Thomas R. Proctor was a generous philanthropist and donated money and land for numerous projects in Utica and New York State, many of which can still be enjoyed today. Thomas provided the site for The House of the Good Shepard and funded the construction of its north wing. He gave Utica’s Grace Church a club house, erected a statue of Alexander Hamilton at Hamilton College, and established an artists’ fund in New York City that annually awarded $200 to the painter of the year’s best portrait. The Proctors, Mr. and Mrs. Thomas R. Proctor and Mr. and Mrs. Frederick T. Proctor, collectively gifted the land for the Utica Public Library. Thomas also donated two significant pieces of history to the library: a collection of letters written by the presidents of the United States and Lincolns’ Gettysburg Address engraved on a bronze tablet.
Thomas R. Proctor- a leading citizen of Utica during his lifetime and perhaps its greatest benefactor
It was said that his guests at the Spring House always returned for another season and he made Bagg's Hotel famous throughout the State. After his management of hotels had ended, arrangements were usually made to have the distinguished visitor in Utica entertained by Mr. and Mrs. Proctor. The hospitality of the Proctor home was unrivaled. No one in the state had a wider acquaintance with prominent persons than the Proctors.
In December, 1919, on the fiftieth anniversary of Mr. Proctor's residence in Utica, the Chamber of Commerce presented him with a testimonial.

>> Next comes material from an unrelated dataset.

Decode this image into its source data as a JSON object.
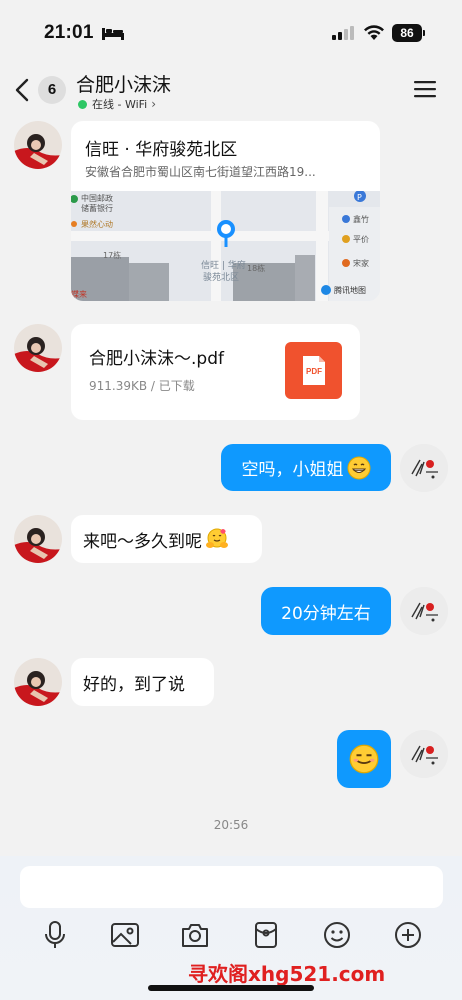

Some years prior, ten thousand school children of the city sent him letters expressing gratitude for the gifts of the city parks. The people of Utica have observed an annual “Proctor Day."
He died July 4, 1920. Funeral services were held at Grace Episcopal Church at noon on July 7th. The business of the entire city was suspended for five minutes during the services. Proctor was buried in Forest Hill Cemetery on a hillside overlooking the parks of Utica. Flowers gathered from the parks were strewn upon the grave and daisies gathered from the hillsides were placed upon it by children from the House of the Good Shepherd.

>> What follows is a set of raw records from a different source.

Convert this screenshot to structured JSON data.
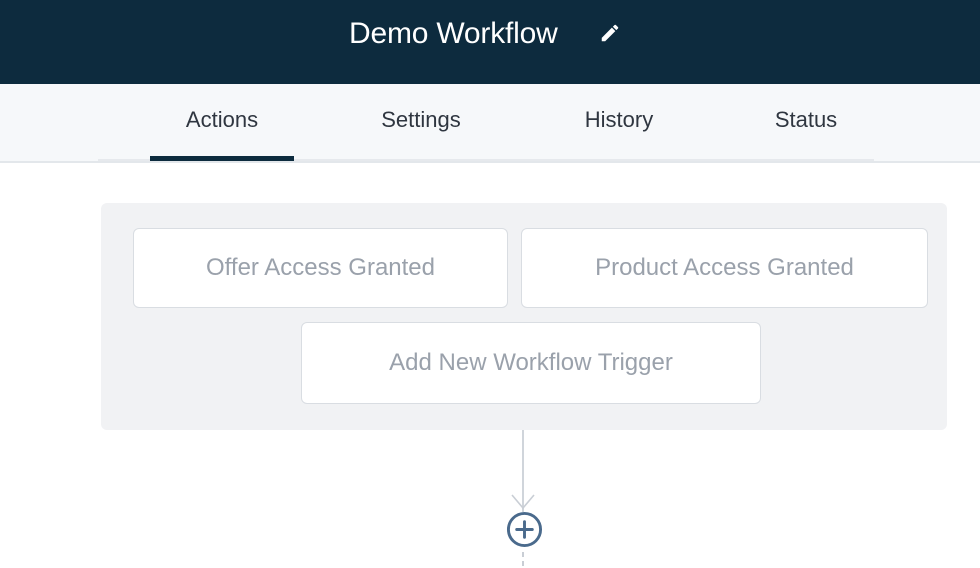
{
  "header": {
    "title": "Demo Workflow",
    "edit_icon": "pencil-icon",
    "background": "#0d2b3e"
  },
  "tabs": [
    {
      "label": "Actions",
      "active": true
    },
    {
      "label": "Settings",
      "active": false
    },
    {
      "label": "History",
      "active": false
    },
    {
      "label": "Status",
      "active": false
    }
  ],
  "triggers": {
    "items": [
      {
        "label": "Offer Access Granted"
      },
      {
        "label": "Product Access Granted"
      }
    ],
    "add_label": "Add New Workflow Trigger"
  },
  "flow": {
    "add_step_icon": "plus-circle-icon",
    "accent": "#4a6a8c"
  }
}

Pre-eminent among the Proctor’s gifts to the City of Utica was its expansive urban park system. The Proctors donated 6.5 acres in memory of Maria’s father, James Watson Williams, in 1897, and created Watson-Williams Park. In 1904, Thomas purchased almost 400 acres of farm land and contracted with the famous landscape architects Frederick Law Olmsted, Jr., and Olmsted Brothers Landscape Architects to design Utica’s park system. Walking paths and driving roads were laid out and Thomas R. Proctor Park and Roscoe Conkling Park officially opened to the citizens of Utica in 1909. In 1908, he gifted the city four more parks, totaling over 31 acres, and named the parks after prominent Uticans: Horatio Seymour, Addison C. Miller, Truman K. Butler, and J. Thomas Spriggs.
Frederick T. Proctor Park ~ Early 1900's postcard

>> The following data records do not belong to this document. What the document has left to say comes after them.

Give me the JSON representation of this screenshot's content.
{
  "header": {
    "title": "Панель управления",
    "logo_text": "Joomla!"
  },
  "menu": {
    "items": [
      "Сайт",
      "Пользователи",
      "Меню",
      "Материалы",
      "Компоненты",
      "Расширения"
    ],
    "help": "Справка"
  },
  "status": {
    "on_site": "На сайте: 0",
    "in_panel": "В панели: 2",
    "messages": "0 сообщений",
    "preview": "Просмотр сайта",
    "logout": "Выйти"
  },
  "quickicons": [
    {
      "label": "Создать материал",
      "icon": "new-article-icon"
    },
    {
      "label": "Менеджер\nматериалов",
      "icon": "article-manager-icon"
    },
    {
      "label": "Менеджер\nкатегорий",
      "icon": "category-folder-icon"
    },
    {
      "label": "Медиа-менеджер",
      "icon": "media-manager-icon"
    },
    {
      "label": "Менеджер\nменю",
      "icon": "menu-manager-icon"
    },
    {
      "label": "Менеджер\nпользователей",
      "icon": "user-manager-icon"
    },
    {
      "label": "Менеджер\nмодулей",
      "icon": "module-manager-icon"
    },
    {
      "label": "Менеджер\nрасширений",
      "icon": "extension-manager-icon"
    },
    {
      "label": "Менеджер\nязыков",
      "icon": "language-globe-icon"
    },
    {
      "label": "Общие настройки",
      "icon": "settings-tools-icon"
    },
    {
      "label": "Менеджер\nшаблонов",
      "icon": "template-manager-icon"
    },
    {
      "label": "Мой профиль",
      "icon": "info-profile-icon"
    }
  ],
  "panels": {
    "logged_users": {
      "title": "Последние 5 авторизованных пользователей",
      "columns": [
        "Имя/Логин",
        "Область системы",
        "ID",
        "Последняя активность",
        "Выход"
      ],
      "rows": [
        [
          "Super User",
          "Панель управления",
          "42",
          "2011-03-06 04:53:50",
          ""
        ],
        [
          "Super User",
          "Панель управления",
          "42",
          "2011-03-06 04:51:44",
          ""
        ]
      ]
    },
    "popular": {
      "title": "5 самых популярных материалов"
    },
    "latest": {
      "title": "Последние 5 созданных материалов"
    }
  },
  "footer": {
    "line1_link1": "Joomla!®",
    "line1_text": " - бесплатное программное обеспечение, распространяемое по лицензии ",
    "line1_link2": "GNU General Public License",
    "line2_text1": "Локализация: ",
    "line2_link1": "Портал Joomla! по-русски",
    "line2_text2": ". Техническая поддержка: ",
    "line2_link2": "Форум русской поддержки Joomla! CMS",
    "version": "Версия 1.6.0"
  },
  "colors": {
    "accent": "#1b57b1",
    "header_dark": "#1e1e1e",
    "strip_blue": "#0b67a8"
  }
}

Thomas Redfield Proctor was born on May 25, 1844, in Proctorsville, Vermont, a town founded by his great grandfather and Revolutionary War veteran, Leonard Proctor. Thomas attended school in Boston, but left prior to graduation at the outbreak of the Civil War; he enlisted in the United States Navy and served as a paymaster's clerk aboard the Brandywine of the North Atlantic Squadron and later became secretary to Admiral Pearson of the Pacific Squadron aboard the Lancaster.
Thomas returned to Proctorsville after the Civil War to run his recently deceased father’s manufacturing plant. Shortly after he became proprietor of the Tappan Zee House and moved to Nyack, New York. In 1869, he moved to Utica and purchased the Bagg's Hotel at the age of 25. He made extensive improvements to hotel which were praised by happy customers. Bagg’s Hotel also became famous for its Jersey cattle and high grade swine. These items were produced by the Bagg's Hotel Farm, which was operated in connection with the hotel. Thomas also purchased the Butterfield House in Utica, and the Spring House in Richfield Springs during this time. Thomas sold Bagg’s Hotel in 1890 and the Spring House was burned in 1897. Three years later he retired from hotel ownership and management. His connections aside from hotel management were very numerous and included banking, manufacturing, and other business enterprises.